"A block from my apartment, on a still largely mom-and-pop, relatively low-slung stretch of Broadway, two spanking new apartment towers rose just as the good times were ending for New York. As I pass the tower on the west side of Broadway each morning, one of its massive ground-floor windows displays the same eternal message in white letters against a bright red background: 'Locate yourself at the center of the fastest expanding portion of the affluent Upper West Side.'
That once hopeful paean to an 'expanding' and 'affluent' neighborhood now seems like a notice from a lost era. Those signs, already oddly forlorn only months after our world began its full-scale economic meltdown, now seem like messages in a bottle floating in from BC: Before the Collapse.

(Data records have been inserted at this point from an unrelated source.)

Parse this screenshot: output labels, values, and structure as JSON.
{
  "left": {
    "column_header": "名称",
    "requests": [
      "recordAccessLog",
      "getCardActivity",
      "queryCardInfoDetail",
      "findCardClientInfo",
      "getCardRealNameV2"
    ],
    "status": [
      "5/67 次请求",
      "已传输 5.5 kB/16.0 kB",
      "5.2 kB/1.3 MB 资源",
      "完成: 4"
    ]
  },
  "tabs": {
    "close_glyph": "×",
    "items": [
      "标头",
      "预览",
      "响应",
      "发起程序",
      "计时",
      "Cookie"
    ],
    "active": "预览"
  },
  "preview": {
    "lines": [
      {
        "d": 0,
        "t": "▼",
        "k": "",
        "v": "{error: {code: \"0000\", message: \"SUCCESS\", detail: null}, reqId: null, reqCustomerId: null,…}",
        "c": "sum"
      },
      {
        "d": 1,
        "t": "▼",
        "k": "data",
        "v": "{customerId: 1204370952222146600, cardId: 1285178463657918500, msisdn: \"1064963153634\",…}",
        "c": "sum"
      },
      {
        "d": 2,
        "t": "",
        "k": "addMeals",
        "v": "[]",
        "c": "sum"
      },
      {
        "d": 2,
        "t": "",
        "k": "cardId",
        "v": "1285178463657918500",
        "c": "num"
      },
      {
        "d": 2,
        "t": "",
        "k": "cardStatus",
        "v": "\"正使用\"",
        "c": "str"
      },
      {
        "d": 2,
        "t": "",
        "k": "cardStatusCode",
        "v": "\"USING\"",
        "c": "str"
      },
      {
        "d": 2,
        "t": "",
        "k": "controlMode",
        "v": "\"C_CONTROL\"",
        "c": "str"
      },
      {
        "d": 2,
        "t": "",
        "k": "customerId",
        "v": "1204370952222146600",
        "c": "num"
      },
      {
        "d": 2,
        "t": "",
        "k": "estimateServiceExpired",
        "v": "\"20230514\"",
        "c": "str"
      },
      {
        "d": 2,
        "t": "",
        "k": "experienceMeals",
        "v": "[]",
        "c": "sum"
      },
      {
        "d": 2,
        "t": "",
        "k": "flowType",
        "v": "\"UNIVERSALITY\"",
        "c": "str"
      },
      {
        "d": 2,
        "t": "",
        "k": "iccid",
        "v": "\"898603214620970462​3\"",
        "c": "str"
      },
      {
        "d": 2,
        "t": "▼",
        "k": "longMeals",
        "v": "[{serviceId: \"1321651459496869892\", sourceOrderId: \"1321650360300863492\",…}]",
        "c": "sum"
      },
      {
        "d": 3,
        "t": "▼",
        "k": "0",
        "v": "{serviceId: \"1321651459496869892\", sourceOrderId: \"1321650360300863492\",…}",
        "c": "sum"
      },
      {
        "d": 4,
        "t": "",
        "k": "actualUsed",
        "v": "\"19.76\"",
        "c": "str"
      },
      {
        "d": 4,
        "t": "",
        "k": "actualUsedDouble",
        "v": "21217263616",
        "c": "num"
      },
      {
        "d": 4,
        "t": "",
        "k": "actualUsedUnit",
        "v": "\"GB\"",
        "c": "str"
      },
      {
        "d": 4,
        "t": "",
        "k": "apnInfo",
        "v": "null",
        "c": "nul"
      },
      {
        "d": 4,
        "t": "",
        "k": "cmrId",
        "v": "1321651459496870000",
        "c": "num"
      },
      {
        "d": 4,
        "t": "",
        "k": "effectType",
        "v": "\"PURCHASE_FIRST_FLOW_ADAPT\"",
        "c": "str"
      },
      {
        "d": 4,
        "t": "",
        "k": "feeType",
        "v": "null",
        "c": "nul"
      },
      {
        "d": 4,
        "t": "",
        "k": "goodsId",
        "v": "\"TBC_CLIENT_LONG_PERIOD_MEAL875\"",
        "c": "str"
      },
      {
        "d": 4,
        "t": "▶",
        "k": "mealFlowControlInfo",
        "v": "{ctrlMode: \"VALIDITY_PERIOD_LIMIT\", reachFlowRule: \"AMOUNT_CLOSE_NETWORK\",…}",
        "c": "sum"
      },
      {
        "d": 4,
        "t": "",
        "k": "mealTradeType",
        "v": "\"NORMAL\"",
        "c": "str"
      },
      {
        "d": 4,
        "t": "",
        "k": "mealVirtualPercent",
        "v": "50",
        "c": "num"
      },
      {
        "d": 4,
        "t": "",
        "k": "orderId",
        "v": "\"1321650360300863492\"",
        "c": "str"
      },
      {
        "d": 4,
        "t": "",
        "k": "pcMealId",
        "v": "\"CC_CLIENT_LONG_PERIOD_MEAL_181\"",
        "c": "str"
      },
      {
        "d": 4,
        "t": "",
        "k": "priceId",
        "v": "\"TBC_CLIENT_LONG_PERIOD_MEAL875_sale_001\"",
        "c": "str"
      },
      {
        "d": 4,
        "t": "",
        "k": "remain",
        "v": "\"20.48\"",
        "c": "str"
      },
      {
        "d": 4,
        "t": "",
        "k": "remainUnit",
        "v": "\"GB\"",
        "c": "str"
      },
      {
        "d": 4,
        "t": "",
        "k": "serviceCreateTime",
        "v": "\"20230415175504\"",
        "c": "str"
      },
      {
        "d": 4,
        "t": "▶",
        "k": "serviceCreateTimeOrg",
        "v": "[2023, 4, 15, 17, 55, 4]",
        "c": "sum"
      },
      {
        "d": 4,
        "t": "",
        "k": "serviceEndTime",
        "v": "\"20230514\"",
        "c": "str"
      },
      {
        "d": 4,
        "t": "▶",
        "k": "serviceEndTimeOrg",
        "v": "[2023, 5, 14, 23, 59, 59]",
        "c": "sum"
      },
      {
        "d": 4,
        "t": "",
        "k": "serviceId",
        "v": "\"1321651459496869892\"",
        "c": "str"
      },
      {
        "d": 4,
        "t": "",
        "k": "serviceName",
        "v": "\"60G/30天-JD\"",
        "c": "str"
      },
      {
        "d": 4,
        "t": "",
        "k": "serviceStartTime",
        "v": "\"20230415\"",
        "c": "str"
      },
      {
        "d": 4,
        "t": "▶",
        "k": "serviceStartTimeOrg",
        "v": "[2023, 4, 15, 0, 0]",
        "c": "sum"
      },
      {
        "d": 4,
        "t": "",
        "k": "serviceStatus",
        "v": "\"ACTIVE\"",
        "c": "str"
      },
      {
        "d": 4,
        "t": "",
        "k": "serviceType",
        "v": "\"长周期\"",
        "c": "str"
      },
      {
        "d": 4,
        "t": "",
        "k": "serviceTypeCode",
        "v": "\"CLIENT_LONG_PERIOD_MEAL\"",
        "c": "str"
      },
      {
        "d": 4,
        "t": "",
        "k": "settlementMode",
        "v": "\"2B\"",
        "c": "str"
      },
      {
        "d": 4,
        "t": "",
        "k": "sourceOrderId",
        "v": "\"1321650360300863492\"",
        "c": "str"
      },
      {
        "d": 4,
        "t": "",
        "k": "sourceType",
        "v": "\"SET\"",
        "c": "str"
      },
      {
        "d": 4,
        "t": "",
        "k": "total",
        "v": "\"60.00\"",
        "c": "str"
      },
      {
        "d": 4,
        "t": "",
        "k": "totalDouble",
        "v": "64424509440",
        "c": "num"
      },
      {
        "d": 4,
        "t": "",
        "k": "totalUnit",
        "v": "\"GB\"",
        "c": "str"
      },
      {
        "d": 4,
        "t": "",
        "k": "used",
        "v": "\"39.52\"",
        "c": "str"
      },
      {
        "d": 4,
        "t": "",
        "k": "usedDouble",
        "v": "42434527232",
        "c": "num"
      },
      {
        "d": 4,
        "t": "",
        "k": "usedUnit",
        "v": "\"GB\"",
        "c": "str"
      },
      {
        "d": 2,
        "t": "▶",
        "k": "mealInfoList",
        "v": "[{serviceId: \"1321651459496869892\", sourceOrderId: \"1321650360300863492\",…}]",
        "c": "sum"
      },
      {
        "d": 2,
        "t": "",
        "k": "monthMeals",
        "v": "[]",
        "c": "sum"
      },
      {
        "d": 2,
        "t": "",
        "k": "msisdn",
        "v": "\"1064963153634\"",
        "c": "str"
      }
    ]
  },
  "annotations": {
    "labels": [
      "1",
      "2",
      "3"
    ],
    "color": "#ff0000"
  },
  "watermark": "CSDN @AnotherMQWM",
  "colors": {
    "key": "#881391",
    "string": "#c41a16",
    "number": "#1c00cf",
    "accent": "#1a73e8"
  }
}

Broadway in daylight now seems increasingly like an archeological dig in the making. Those storefronts with their fading decals and their old signs look, for all the world, like teeth knocked out of a mouth. In a city in which a section of Broadway was once known as the Great White Way for its profligate use of electricity, and everything normally is aglow at any hour, these dead commercial spaces feel like so many tiny black holes. Get on the wrong set of streets -- Broadway's hardly the worst -- and New York can easily seem like a creeping vision of Hell, not as fire but as darkness slowly snuffing out the blaze of life."